CMSI RED BOOKS
The Maritime Fulcrum of the Indo-Pacific: Indonesia and Malaysia Respond to China’s Creeping Expansion in the South China Sea
Scott Bentley , US Naval War College
China now is attempting to expand its control to the southernmost extent of its nine-dash-line claim in the South China Sea, in waters ever closer to Indonesian and Malaysian shores. This area of the South China Sea, spanning from Indonesia’s Natuna Islands to the South Luconia Shoals, has greater strategic importance than the Spratly or Paracel Island chains farther to the north. Whereas the Spratlys have for centuries been regarded as “dangerous ground” and commercial mariners have avoided them, the vital sea lines of communication (SLOCs) connecting the Pacific and Indian Oceans flow through this part of the southern South China Sea. Therefore, these areas are far more vital to international commerce and navigation than the dangerous grounds closer to China’s Spratly Islands outposts.

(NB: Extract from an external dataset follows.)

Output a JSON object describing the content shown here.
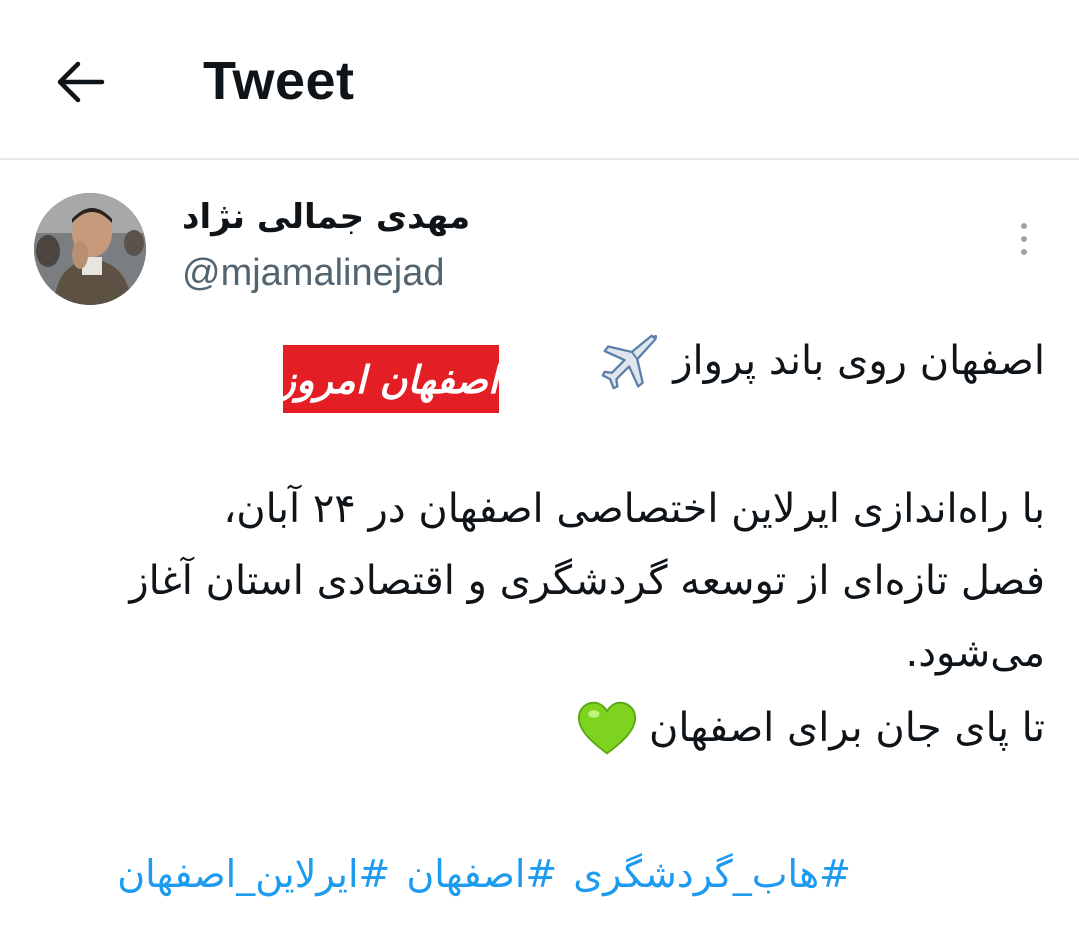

Naval War College Press
Newport, Rhode Island
China Maritime Studies, China, South China Sea, Indonesia, Malaysia, Expansion
Bentley, Scott, “The Maritime Fulcrum of the Indo-Pacific: Indonesia and Malaysia Respond to China’s Creeping Expansion in the South China Sea” (2023). CMSI Red Books, Study No. 17.